We now have a mile or so of quite steep descent and the Fell running experience of Simon shows as he lets gravity do it’s thing and makes very short work of reaching the next checkpoint at Burley Woodhead. I’m now a little more familiar with the area and know it’s not far to Menston, then Otley before returning to the start in Guiseley. I also know that whilst a steep climb up the Chevin awaits us, the hard running is pretty much all behind us now.
The terrain now is mostly open fields, but still the amount of mud makes progress very slow, seeming to slip back as much as move forwards. It’s definitely warmer now and the snow has all gone. I’m feeling quite good as we jog through Menston always approaching “that climb” up the Chevin.
Before too long, we are looking up the hill to the Chevin which is covered in thick mud. We were never going to run up this anyway but I never dreamed that walking up it would be quite this difficult. The mud just made it like climbing up a slide in your socks. Unless you had hardcore footwear on, you were always going to struggle. Indeed, it ended up very slow going and only the presence of the trees to grab onto every now and again, prevented me from falling down (again). Looking back at Strava, this mile took 20 minutes (and the first half of that mile was down a road!)
Eventually we arrive at the top where there is the final checkpoint before the finish awaits us. Card punched, it’s now just a couple of miles mostly on road and pretty much all down hill before we end up back at the school to finish.
Just under 22 Miles, over 3400 Feet of climbing and an official time of 03:57:00. Happy Days!
The day is finished with a hot meal of pie, potatoes and peas (and gravy!)
All in all, a great day and a great event, even in very testing conditions. I can definitely recommend trying one of the LDWA events if you get chance. They are billed as challenges not races so just get round however you need to. And the cost to enter this event? Just £15. A bargain by any standards.

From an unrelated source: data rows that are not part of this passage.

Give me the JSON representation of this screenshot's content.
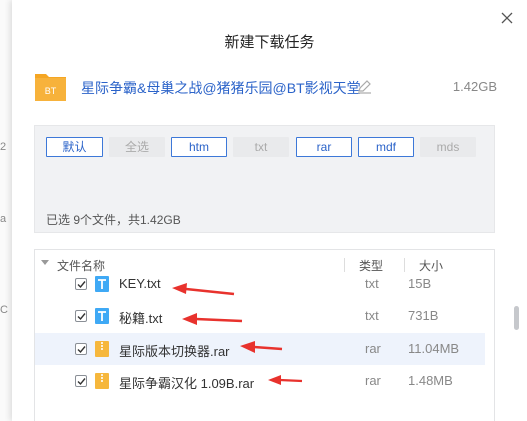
{
  "dialog": {
    "title": "新建下载任务",
    "task": {
      "name": "星际争霸&母巢之战@猪猪乐园@BT影视天堂",
      "folder_badge": "BT",
      "size": "1.42GB"
    }
  },
  "filters": [
    {
      "label": "默认",
      "active": true
    },
    {
      "label": "全选",
      "active": false
    },
    {
      "label": "htm",
      "active": true
    },
    {
      "label": "txt",
      "active": false
    },
    {
      "label": "rar",
      "active": true
    },
    {
      "label": "mdf",
      "active": true
    },
    {
      "label": "mds",
      "active": false
    }
  ],
  "selection_summary": "已选 9个文件，共1.42GB",
  "file_list": {
    "headers": {
      "name": "文件名称",
      "type": "类型",
      "size": "大小"
    },
    "rows": [
      {
        "name": "KEY.txt",
        "type": "txt",
        "size": "15B",
        "checked": true,
        "icon": "text-file-icon"
      },
      {
        "name": "秘籍.txt",
        "type": "txt",
        "size": "731B",
        "checked": true,
        "icon": "text-file-icon"
      },
      {
        "name": "星际版本切换器.rar",
        "type": "rar",
        "size": "11.04MB",
        "checked": true,
        "icon": "archive-file-icon",
        "highlighted": true
      },
      {
        "name": "星际争霸汉化 1.09B.rar",
        "type": "rar",
        "size": "1.48MB",
        "checked": true,
        "icon": "archive-file-icon"
      }
    ]
  },
  "background_glyphs": [
    "2",
    "a",
    "C"
  ],
  "colors": {
    "accent": "#2b63c9",
    "folder": "#f5a623",
    "text_file_icon": "#3fa9f5",
    "archive_icon": "#f6b73c",
    "annotation_arrow": "#e8322d",
    "highlight_row": "#eef3fc"
  }
}
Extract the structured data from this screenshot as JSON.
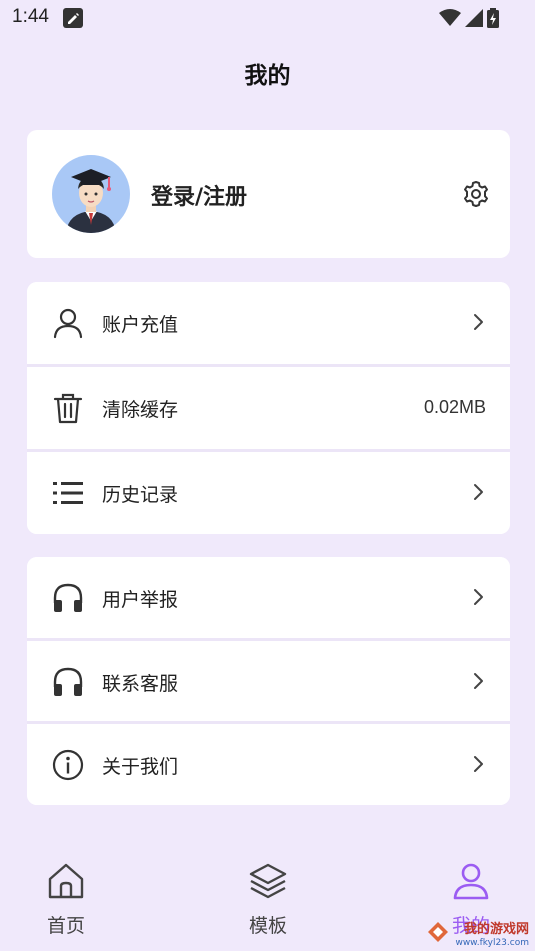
{
  "status": {
    "time": "1:44"
  },
  "header": {
    "title": "我的"
  },
  "profile": {
    "login_label": "登录/注册"
  },
  "menu_group_1": [
    {
      "icon": "user-icon",
      "label": "账户充值",
      "value": ""
    },
    {
      "icon": "trash-icon",
      "label": "清除缓存",
      "value": "0.02MB"
    },
    {
      "icon": "list-icon",
      "label": "历史记录",
      "value": ""
    }
  ],
  "menu_group_2": [
    {
      "icon": "headphones-icon",
      "label": "用户举报"
    },
    {
      "icon": "headphones-icon",
      "label": "联系客服"
    },
    {
      "icon": "info-icon",
      "label": "关于我们"
    }
  ],
  "tabbar": {
    "home": "首页",
    "templates": "模板",
    "mine": "我的"
  },
  "watermark": {
    "text": "我的游戏网",
    "url": "www.fkyl23.com"
  },
  "colors": {
    "accent": "#9b5cf2",
    "background": "#f0e9fb",
    "card": "#ffffff",
    "avatar_bg": "#a9c8f6"
  }
}
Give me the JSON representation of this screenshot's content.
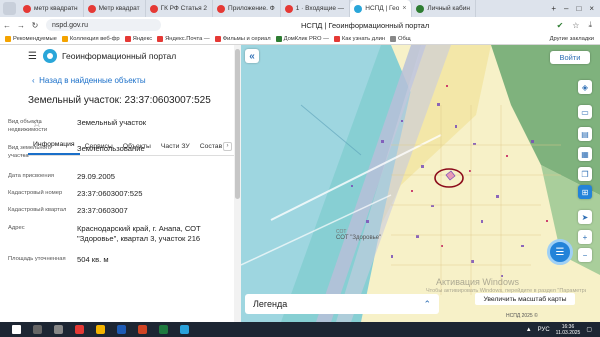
{
  "browser": {
    "tabs": [
      {
        "label": "метр квадратн",
        "color": "#e53935",
        "active": false
      },
      {
        "label": "Метр квадрат",
        "color": "#e53935",
        "active": false
      },
      {
        "label": "ГК РФ Статья 2",
        "color": "#e53935",
        "active": false
      },
      {
        "label": "Приложение. Ф",
        "color": "#e53935",
        "active": false
      },
      {
        "label": "1 · Входящие —",
        "color": "#e53935",
        "active": false
      },
      {
        "label": "НСПД | Гео",
        "color": "#2aa6d9",
        "active": true
      },
      {
        "label": "Личный кабин",
        "color": "#2e7d32",
        "active": false
      }
    ],
    "url": "nspd.gov.ru",
    "page_title": "НСПД | Геоинформационный портал",
    "bookmarks": [
      "Рекомендуемые",
      "Коллекция веб-фр",
      "Яндекс",
      "Яндекс.Почта —",
      "Фильмы и сериал",
      "ДомКлик PRO —",
      "Как узнать длин",
      "Общ"
    ],
    "other_bookmarks": "Другие закладки"
  },
  "portal": {
    "name": "Геоинформационный портал",
    "back_link": "Назад в найденные объекты",
    "object_title": "Земельный участок: 23:37:0603007:525",
    "tabs": [
      "Информация",
      "Сервисы",
      "Объекты",
      "Части ЗУ",
      "Состав"
    ],
    "active_tab": "Информация",
    "rows": [
      {
        "key": "Вид объекта недвижимости",
        "value": "Земельный участок"
      },
      {
        "key": "Вид земельного участка",
        "value": "Землепользование"
      },
      {
        "key": "Дата присвоения",
        "value": "29.09.2005"
      },
      {
        "key": "Кадастровый номер",
        "value": "23:37:0603007:525"
      },
      {
        "key": "Кадастровый квартал",
        "value": "23:37:0603007"
      },
      {
        "key": "Адрес",
        "value": "Краснодарский край, г. Анапа, СОТ \"Здоровье\", квартал 3, участок 216"
      },
      {
        "key": "Площадь уточненная",
        "value": "504 кв. м"
      }
    ]
  },
  "map": {
    "login_button": "Войти",
    "legend_label": "Легенда",
    "scale_button": "Увеличить масштаб карты",
    "place_label": "СОТ \"Здоровье\"",
    "place_sublabel": "СОТ",
    "watermark": "Активация Windows",
    "watermark_hint": "Чтобы активировать Windows, перейдите в раздел \"Параметры\".",
    "copyright": "НСПД 2025 ©"
  },
  "taskbar": {
    "lang": "РУС",
    "time": "16:36",
    "date": "11.03.2025"
  },
  "colors": {
    "accent": "#1a6fc9",
    "parcel_outline": "#8b0a1a"
  }
}
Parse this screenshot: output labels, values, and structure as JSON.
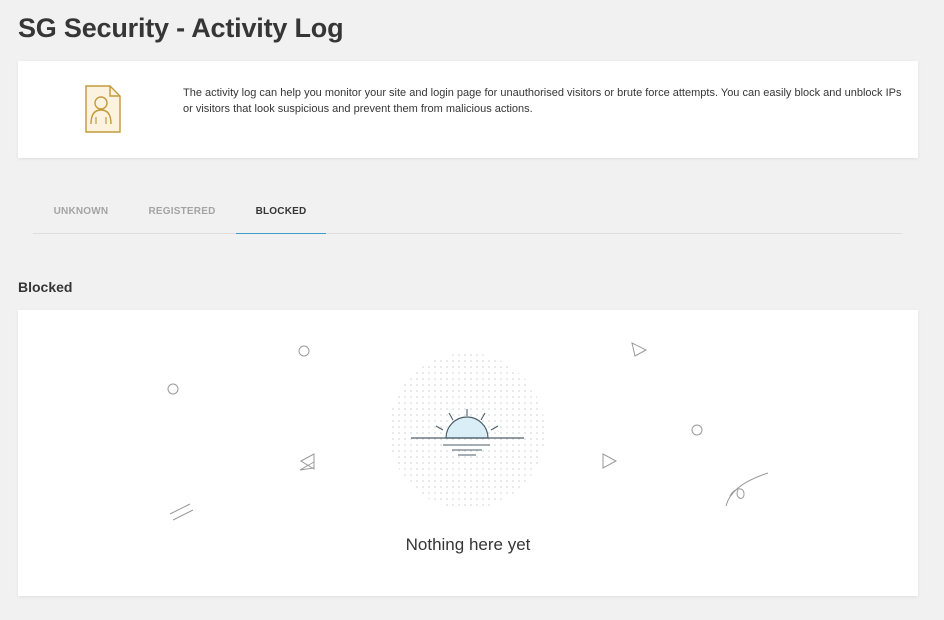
{
  "header": {
    "title": "SG Security - Activity Log"
  },
  "intro": {
    "icon": "user-document-icon",
    "text": "The activity log can help you monitor your site and login page for unauthorised visitors or brute force attempts. You can easily block and unblock IPs or visitors that look suspicious and prevent them from malicious actions."
  },
  "tabs": [
    {
      "label": "UNKNOWN",
      "active": false
    },
    {
      "label": "REGISTERED",
      "active": false
    },
    {
      "label": "BLOCKED",
      "active": true
    }
  ],
  "section": {
    "title": "Blocked"
  },
  "empty_state": {
    "illustration": "sunrise-icon",
    "message": "Nothing here yet"
  },
  "colors": {
    "accent": "#3e9dcc",
    "icon_gold": "#c49a3c",
    "icon_fill": "#fbf3df",
    "page_bg": "#f1f1f1"
  }
}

If you’d like to see the route or even download it, you can do that by clicking here.
Special thanks to Martyn Hewitt and his video skills.